Over the last 30 years, we have made great progress in curbing the most obvious pollution largely due to effective enforcement of federal and state environmental statutes. Now, however, there is increasing skepticism of the efficiency and even the constitutionality of our bedrock environmental laws from all branches of the federal government, including the courts. This book is the result of lively debate at the conference Alternative Grounds: Defending the Environment in an Unwelcome Judicial Climate, held on November 11, 2004, and co-sponsored by the University of Florida’s Levin College of Law and the Environmental Law Institute.
Topics ranged from U.S. Supreme Court trends in environmental law jurisprudence, to innovative federal and state constitutional and statutory arguments that defend environmental protections, to federal provisions most vulnerable to attack on federalism, takings, and separation-of-powers grounds.
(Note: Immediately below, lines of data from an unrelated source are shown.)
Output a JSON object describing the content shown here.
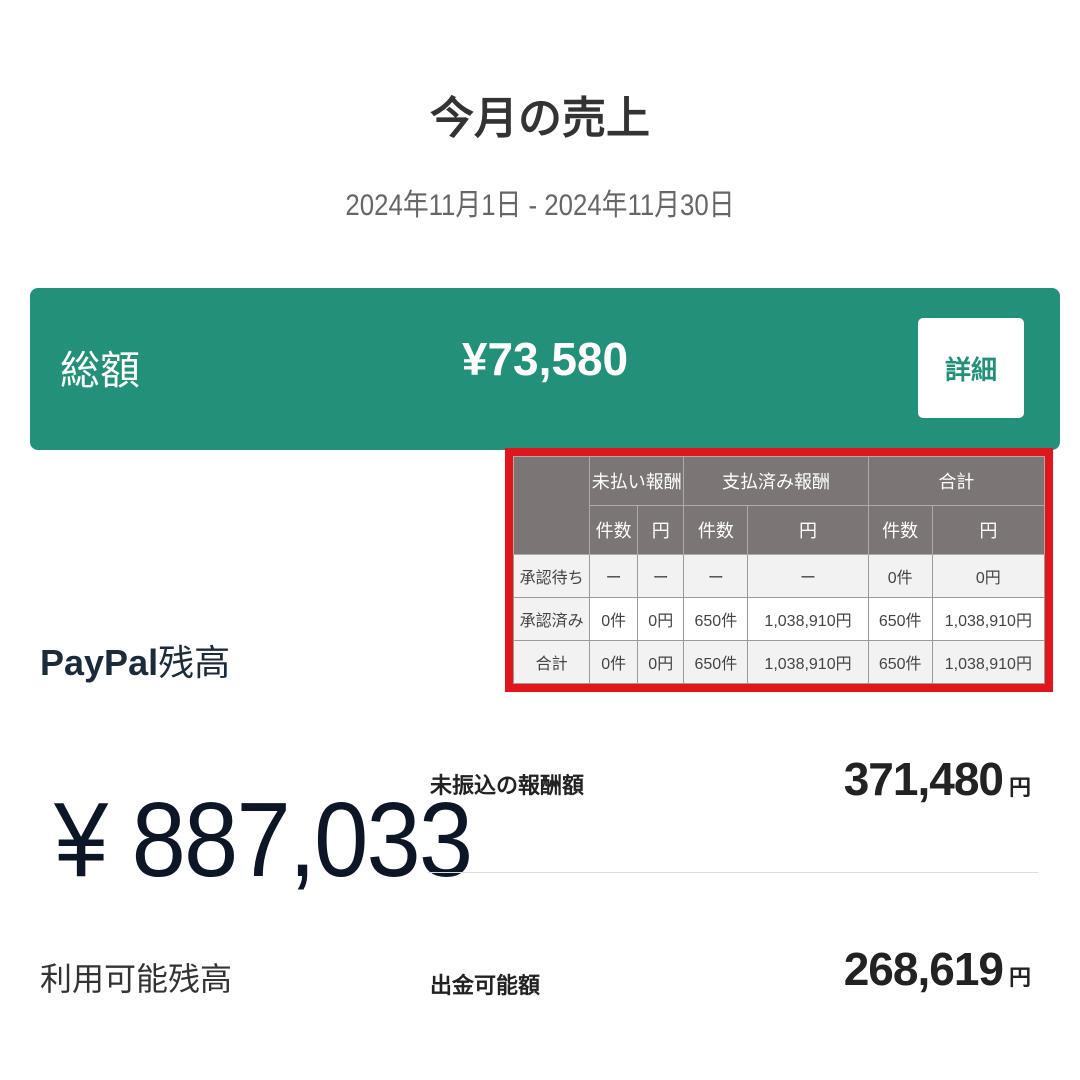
{
  "header": {
    "title": "今月の売上",
    "date_range": "2024年11月1日 - 2024年11月30日"
  },
  "total": {
    "label": "総額",
    "amount": "¥73,580",
    "detail_label": "詳細"
  },
  "summary_table": {
    "groups": [
      "未払い報酬",
      "支払済み報酬",
      "合計"
    ],
    "subheaders": [
      "件数",
      "円",
      "件数",
      "円",
      "件数",
      "円"
    ],
    "rows": [
      {
        "label": "承認待ち",
        "cells": [
          "ー",
          "ー",
          "ー",
          "ー",
          "0件",
          "0円"
        ]
      },
      {
        "label": "承認済み",
        "cells": [
          "0件",
          "0円",
          "650件",
          "1,038,910円",
          "650件",
          "1,038,910円"
        ]
      },
      {
        "label": "合計",
        "cells": [
          "0件",
          "0円",
          "650件",
          "1,038,910円",
          "650件",
          "1,038,910円"
        ]
      }
    ]
  },
  "paypal": {
    "brand": "PayPal",
    "suffix": "残高",
    "balance": "¥ 887,033",
    "caption": "利用可能残高"
  },
  "payouts": [
    {
      "label": "未振込の報酬額",
      "value": "371,480",
      "unit": "円"
    },
    {
      "label": "出金可能額",
      "value": "268,619",
      "unit": "円"
    }
  ],
  "colors": {
    "accent": "#23917a",
    "table_header": "#7b7575",
    "highlight_border": "#e0161c"
  }
}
This thought-provoking and insightful collection of essays provides smart, realistic solutions to the profound and complex legal challenges facing defenders of our environmental protections.
With contributions by: Richard J. Lazarus, Sean H. Donahue, Paul Boudreaux, William W. Buzbee, Robert L. Glicksman, Alyson C. Flournoy, Christopher H. Schroeder, Douglas T. Kendall, Susan George, J.B. Ruhl, Donald W. Stever, and Mary Jane Angelo.